(12) By anonymous on 2020-12-29 17:32:39 in reply to 8 [link] [source]

but I need a weaker hash

Why?

Can you verify the windows sha3 hash on linux prior to downloading on Windows?

(14) By anonymous on 2020-12-29 23:20:42 in reply to 12 [link] [source]

No, I can't verify on linux first because "managed computer". I'll look at OpenSSL now, my previous web search told me I would have to build from source.

But I do want to keep going back to the original point... It can't be just me. Is it really impossible to make available a secure modern hash AND a backwards-compatible "mostly" secure older hash? As far as I know, sha2 as of today is only compromised theoretically, not practically. In the meantime, some Windows users are a little stuck.

(15) By RandomCoder on 2020-12-30 00:16:28 in reply to 14 [link] [source]

Any user that can download and run executables can download Fossil, OpenSSL, RHash, Python, Perl, or any number of other tools to verify the hash.

And since a common user of the SQLite downloads will have access to a compiler, they could just compile their own version of sha3sum.

Between that, and my assumption that only a small minority of users bother to verify the any hash or CRC beyond whatever verification their zip program does on its own, I'm not sure that means any Windows users are stuck.

(18) By Jason Gibson (Jason_Gibson) on 2020-12-30 21:24:05 in reply to 8 [link] [source]

There are some pure-Javascript SHA-3 implementations.
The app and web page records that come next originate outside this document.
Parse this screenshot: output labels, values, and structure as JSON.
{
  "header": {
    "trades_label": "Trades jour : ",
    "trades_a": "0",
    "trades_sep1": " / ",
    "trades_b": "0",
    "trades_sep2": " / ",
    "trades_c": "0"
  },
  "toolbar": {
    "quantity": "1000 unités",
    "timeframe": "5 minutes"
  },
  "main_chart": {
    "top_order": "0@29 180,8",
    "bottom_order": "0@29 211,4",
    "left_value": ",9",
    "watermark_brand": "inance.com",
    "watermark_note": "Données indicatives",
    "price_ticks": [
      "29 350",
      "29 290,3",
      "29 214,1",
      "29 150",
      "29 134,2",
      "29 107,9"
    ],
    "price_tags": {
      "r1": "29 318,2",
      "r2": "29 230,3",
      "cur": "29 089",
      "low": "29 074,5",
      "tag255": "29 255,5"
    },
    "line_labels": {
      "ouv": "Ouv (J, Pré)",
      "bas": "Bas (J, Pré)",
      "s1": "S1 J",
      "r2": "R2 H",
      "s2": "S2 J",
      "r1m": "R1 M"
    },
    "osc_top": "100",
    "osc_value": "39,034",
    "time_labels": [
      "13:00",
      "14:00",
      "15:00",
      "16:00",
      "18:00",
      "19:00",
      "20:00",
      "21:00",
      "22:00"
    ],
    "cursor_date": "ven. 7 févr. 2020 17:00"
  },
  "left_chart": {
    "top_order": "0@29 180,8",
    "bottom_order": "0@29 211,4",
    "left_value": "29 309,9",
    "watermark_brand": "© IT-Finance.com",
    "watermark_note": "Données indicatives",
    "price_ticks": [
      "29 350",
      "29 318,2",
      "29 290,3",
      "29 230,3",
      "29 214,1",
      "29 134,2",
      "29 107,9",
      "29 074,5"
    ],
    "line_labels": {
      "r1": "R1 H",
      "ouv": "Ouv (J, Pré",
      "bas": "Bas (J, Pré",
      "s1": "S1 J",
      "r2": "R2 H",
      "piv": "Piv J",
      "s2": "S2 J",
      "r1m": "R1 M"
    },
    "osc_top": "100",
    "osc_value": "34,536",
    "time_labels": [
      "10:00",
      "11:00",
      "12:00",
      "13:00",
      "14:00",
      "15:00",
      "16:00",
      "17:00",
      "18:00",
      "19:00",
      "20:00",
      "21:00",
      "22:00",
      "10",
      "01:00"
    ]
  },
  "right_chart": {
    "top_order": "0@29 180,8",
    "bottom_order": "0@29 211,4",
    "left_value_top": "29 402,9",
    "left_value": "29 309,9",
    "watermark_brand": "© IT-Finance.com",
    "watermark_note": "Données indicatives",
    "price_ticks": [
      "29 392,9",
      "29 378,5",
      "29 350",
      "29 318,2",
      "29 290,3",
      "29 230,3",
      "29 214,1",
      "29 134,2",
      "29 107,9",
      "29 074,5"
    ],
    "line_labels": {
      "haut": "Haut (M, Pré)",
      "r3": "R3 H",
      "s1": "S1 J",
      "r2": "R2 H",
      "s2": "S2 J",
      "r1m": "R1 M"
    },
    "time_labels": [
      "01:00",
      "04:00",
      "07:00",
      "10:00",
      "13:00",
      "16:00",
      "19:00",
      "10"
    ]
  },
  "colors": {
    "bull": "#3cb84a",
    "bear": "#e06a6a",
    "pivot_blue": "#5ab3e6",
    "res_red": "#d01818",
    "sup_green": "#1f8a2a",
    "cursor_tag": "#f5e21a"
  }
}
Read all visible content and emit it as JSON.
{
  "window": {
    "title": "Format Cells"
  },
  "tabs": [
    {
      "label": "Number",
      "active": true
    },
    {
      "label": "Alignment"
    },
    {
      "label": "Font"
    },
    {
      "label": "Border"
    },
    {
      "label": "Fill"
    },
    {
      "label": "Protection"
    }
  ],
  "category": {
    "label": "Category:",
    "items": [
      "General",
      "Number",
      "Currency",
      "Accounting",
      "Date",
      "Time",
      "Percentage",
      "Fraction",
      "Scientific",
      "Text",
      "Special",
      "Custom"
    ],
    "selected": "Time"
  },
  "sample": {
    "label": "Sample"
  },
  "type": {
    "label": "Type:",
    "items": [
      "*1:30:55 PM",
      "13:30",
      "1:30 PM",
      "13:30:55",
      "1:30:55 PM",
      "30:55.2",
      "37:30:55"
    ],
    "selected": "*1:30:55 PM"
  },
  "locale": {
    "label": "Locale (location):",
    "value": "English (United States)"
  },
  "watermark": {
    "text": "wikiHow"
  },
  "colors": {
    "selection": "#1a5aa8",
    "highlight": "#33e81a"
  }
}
Perhaps using a web browser and one of them would suffice?

(24) By anonymous on 2021-01-02 03:48:52 in reply to 18 [link] [source]

This is a good idea, if the C# path doesn't work out I will try this. Thanks.